◆ What you need to do
Repeat the data exactly as it appears.

--------------------------------

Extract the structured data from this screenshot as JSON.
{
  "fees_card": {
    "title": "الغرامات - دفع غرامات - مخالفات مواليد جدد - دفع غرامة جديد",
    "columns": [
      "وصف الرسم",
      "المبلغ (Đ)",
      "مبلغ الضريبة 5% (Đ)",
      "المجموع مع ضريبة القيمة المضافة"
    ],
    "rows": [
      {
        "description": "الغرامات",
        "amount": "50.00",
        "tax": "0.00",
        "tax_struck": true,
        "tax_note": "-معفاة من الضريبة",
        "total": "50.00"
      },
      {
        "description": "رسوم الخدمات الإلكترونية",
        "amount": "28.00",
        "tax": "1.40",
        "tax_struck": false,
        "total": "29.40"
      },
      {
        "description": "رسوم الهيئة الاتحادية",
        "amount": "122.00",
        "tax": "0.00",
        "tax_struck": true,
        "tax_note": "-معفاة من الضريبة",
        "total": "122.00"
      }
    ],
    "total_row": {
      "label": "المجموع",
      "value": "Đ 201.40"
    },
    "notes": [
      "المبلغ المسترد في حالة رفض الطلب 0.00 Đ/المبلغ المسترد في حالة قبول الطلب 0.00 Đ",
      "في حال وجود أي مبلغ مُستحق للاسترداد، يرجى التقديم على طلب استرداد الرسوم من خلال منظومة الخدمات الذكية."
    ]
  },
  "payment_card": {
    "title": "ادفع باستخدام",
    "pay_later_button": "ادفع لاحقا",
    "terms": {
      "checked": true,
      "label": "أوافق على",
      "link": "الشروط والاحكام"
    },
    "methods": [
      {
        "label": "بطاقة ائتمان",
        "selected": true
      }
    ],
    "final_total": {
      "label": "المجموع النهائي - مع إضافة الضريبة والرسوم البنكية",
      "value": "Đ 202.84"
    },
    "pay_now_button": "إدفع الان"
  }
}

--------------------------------

◆ Solved problem
Extract the structured data from this screenshot as JSON.
{
  "fees_card": {
    "title": "الغرامات - دفع غرامات - مخالفات مواليد جدد - دفع غرامة جديد",
    "columns": [
      "وصف الرسم",
      "المبلغ (Đ)",
      "مبلغ الضريبة 5% (Đ)",
      "المجموع مع ضريبة القيمة المضافة"
    ],
    "rows": [
      {
        "description": "الغرامات",
        "amount": "50.00",
        "tax": "0.00",
        "tax_struck": true,
        "tax_note": "-معفاة من الضريبة",
        "total": "50.00"
      },
      {
        "description": "رسوم الخدمات الإلكترونية",
        "amount": "28.00",
        "tax": "1.40",
        "tax_struck": false,
        "total": "29.40"
      },
      {
        "description": "رسوم الهيئة الاتحادية",
        "amount": "122.00",
        "tax": "0.00",
        "tax_struck": true,
        "tax_note": "-معفاة من الضريبة",
        "total": "122.00"
      }
    ],
    "total_row": {
      "label": "المجموع",
      "value": "Đ 201.40"
    },
    "notes": [
      "المبلغ المسترد في حالة رفض الطلب 0.00 Đ/المبلغ المسترد في حالة قبول الطلب 0.00 Đ",
      "في حال وجود أي مبلغ مُستحق للاسترداد، يرجى التقديم على طلب استرداد الرسوم من خلال منظومة الخدمات الذكية."
    ]
  },
  "payment_card": {
    "title": "ادفع باستخدام",
    "pay_later_button": "ادفع لاحقا",
    "terms": {
      "checked": true,
      "label": "أوافق على",
      "link": "الشروط والاحكام"
    },
    "methods": [
      {
        "label": "بطاقة ائتمان",
        "selected": true
      }
    ],
    "final_total": {
      "label": "المجموع النهائي - مع إضافة الضريبة والرسوم البنكية",
      "value": "Đ 202.84"
    },
    "pay_now_button": "إدفع الان"
  }
}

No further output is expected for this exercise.